- _PROBLEM_
Return each line of the listing that follows in which the string "archive" can be found.

::::

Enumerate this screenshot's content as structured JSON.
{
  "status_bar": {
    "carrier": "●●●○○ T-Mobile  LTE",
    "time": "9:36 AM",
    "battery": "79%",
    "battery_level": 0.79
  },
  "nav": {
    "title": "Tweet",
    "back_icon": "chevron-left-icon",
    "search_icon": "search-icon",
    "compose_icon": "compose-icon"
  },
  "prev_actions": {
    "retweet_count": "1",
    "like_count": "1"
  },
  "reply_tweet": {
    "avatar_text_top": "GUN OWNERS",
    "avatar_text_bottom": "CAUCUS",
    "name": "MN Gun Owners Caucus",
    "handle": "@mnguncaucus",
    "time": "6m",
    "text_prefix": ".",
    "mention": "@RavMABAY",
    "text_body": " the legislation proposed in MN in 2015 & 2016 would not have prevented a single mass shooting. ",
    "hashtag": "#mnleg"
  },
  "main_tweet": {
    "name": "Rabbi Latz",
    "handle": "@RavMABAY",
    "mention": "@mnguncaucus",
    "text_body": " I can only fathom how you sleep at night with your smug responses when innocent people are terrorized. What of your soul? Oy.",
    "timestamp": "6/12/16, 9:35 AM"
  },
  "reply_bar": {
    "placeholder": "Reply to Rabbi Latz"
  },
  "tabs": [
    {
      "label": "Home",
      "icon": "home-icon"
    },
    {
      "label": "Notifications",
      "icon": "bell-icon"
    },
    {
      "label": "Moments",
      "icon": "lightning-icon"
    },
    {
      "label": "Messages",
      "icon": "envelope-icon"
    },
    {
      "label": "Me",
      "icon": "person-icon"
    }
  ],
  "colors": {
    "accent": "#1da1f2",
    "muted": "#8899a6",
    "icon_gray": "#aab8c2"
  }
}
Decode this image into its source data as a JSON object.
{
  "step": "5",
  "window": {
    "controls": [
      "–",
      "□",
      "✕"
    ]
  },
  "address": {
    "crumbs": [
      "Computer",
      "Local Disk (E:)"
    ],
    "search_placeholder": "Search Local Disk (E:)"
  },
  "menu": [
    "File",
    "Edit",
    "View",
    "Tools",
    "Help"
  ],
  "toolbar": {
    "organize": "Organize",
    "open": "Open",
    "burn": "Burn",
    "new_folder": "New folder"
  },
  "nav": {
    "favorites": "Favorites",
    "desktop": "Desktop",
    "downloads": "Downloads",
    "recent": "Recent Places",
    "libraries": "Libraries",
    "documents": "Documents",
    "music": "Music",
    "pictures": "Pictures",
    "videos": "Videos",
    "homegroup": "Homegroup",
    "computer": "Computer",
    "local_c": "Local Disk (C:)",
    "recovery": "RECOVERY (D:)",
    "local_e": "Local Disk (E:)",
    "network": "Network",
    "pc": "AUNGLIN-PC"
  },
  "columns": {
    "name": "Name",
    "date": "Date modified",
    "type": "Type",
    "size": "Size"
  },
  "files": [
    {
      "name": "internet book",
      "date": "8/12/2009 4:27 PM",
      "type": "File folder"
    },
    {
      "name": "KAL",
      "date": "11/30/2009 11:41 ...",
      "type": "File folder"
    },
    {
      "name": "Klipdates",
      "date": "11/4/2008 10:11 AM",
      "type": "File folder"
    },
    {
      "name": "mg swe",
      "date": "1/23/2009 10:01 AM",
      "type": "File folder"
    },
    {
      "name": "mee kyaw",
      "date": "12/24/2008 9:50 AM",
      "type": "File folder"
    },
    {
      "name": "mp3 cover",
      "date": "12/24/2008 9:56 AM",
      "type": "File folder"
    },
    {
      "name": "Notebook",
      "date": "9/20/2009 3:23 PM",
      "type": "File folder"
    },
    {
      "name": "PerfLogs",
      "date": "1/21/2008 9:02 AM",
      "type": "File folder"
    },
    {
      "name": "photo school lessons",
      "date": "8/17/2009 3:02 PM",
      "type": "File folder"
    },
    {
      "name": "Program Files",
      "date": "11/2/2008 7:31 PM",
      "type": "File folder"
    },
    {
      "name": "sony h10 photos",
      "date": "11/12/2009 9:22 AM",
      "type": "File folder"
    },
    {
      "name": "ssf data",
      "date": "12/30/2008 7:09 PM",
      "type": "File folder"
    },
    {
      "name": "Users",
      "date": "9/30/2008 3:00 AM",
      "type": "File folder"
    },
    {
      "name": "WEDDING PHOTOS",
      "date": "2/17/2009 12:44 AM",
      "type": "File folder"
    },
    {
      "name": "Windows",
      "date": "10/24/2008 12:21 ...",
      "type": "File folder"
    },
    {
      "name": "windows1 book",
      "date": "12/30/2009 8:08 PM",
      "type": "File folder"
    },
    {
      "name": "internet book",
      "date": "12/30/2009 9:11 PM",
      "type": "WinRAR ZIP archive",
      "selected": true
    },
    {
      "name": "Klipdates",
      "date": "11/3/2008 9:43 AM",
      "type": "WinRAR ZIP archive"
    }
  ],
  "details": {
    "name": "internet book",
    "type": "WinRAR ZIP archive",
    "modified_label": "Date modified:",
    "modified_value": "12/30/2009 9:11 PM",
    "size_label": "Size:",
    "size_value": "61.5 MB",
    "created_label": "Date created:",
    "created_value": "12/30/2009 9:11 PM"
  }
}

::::

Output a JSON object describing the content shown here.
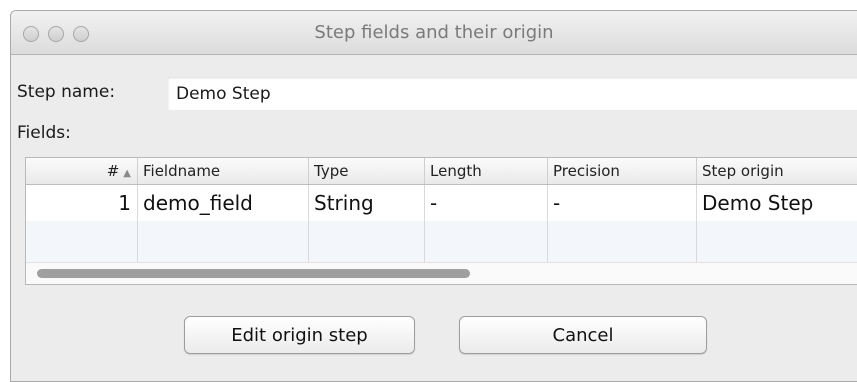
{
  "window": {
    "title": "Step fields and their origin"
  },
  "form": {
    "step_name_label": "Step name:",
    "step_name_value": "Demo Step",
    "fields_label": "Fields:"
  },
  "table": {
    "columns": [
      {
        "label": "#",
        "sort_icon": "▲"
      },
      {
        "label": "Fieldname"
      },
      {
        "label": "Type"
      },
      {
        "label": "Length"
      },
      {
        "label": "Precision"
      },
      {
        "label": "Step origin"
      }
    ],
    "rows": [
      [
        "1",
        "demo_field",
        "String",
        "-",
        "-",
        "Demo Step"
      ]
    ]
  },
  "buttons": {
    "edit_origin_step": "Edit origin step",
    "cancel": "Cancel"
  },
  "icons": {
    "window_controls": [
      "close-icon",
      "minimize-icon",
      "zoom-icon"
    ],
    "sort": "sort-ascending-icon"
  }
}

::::

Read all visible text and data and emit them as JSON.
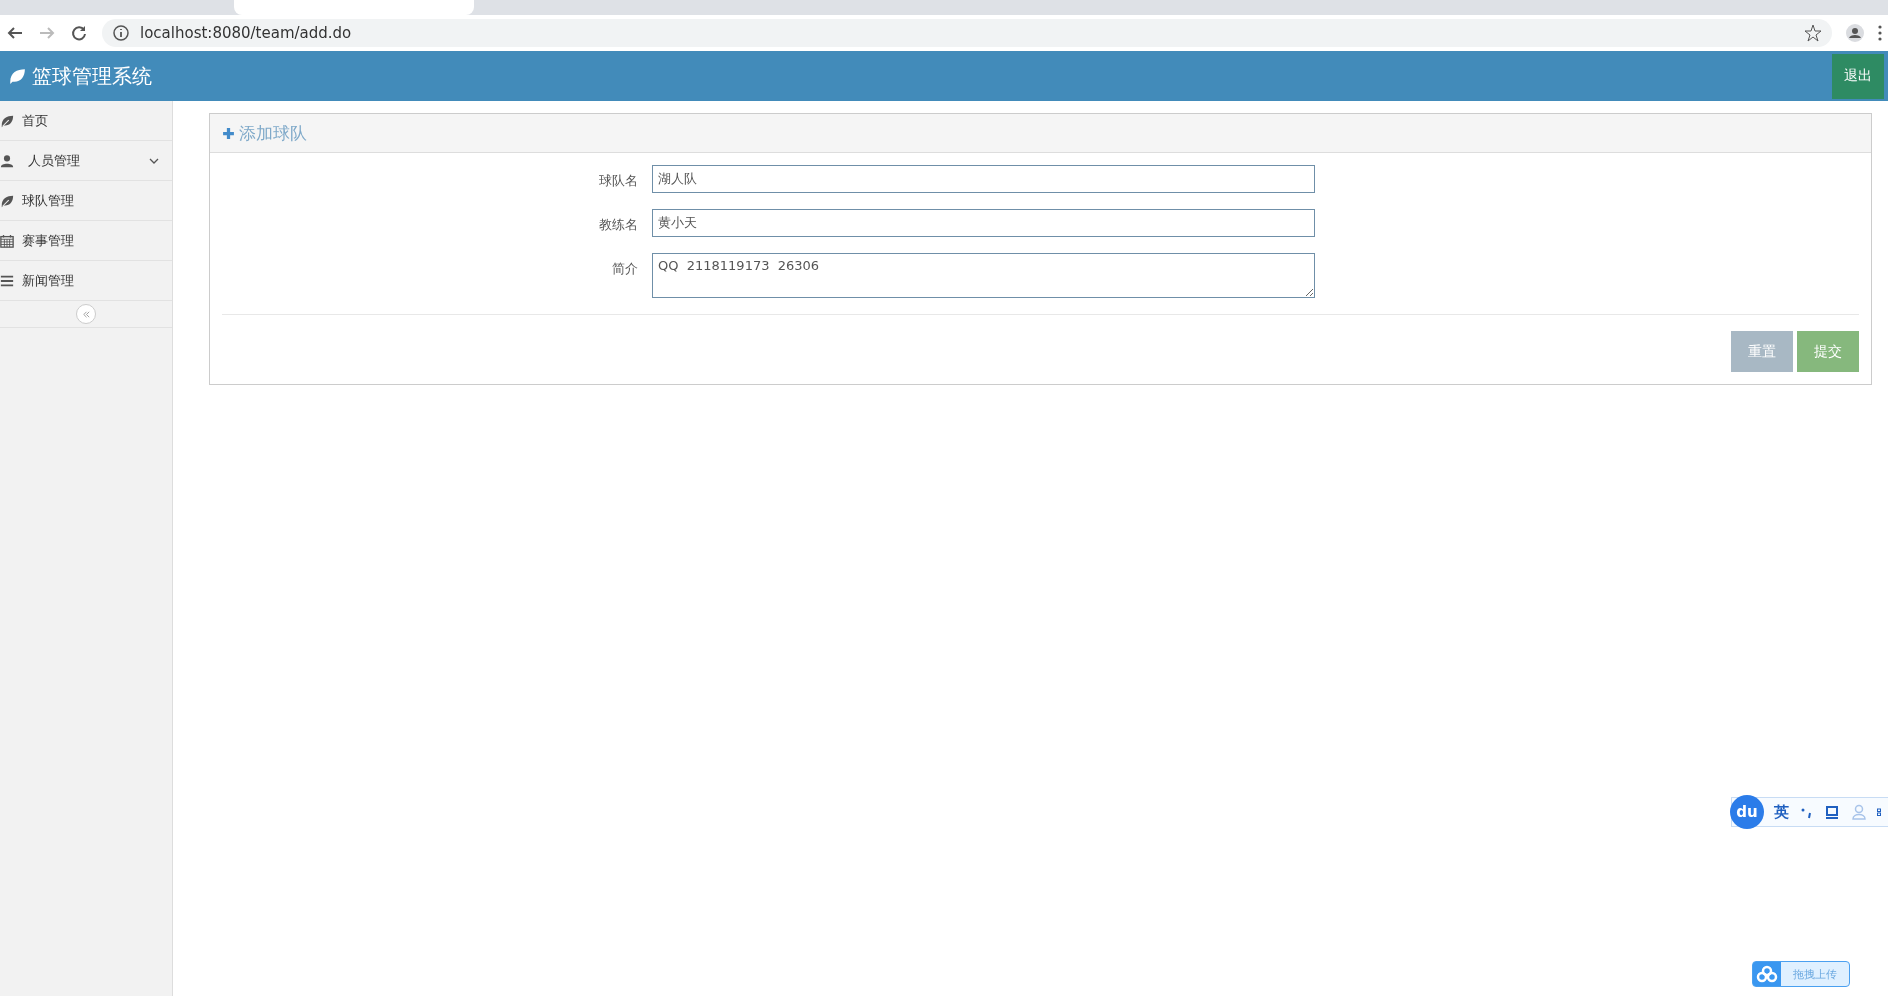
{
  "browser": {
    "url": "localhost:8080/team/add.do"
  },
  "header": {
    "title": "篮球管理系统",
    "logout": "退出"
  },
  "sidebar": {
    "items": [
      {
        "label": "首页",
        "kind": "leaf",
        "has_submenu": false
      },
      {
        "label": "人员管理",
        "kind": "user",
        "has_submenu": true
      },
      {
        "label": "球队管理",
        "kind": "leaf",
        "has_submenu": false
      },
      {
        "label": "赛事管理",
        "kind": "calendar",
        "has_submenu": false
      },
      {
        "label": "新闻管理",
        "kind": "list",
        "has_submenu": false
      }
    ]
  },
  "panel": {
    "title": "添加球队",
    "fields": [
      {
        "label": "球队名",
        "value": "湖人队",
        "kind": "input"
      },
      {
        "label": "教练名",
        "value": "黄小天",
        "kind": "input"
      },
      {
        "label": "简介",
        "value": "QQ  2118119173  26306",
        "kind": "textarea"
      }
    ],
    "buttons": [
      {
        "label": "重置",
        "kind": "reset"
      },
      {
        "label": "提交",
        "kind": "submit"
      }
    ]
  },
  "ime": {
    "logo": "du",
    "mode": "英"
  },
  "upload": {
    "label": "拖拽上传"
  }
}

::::

- _RESPONSE FOR THIS EXERCISE_
      "type": "WinRAR ZIP archive",
      "type": "WinRAR ZIP archive"
    "type": "WinRAR ZIP archive",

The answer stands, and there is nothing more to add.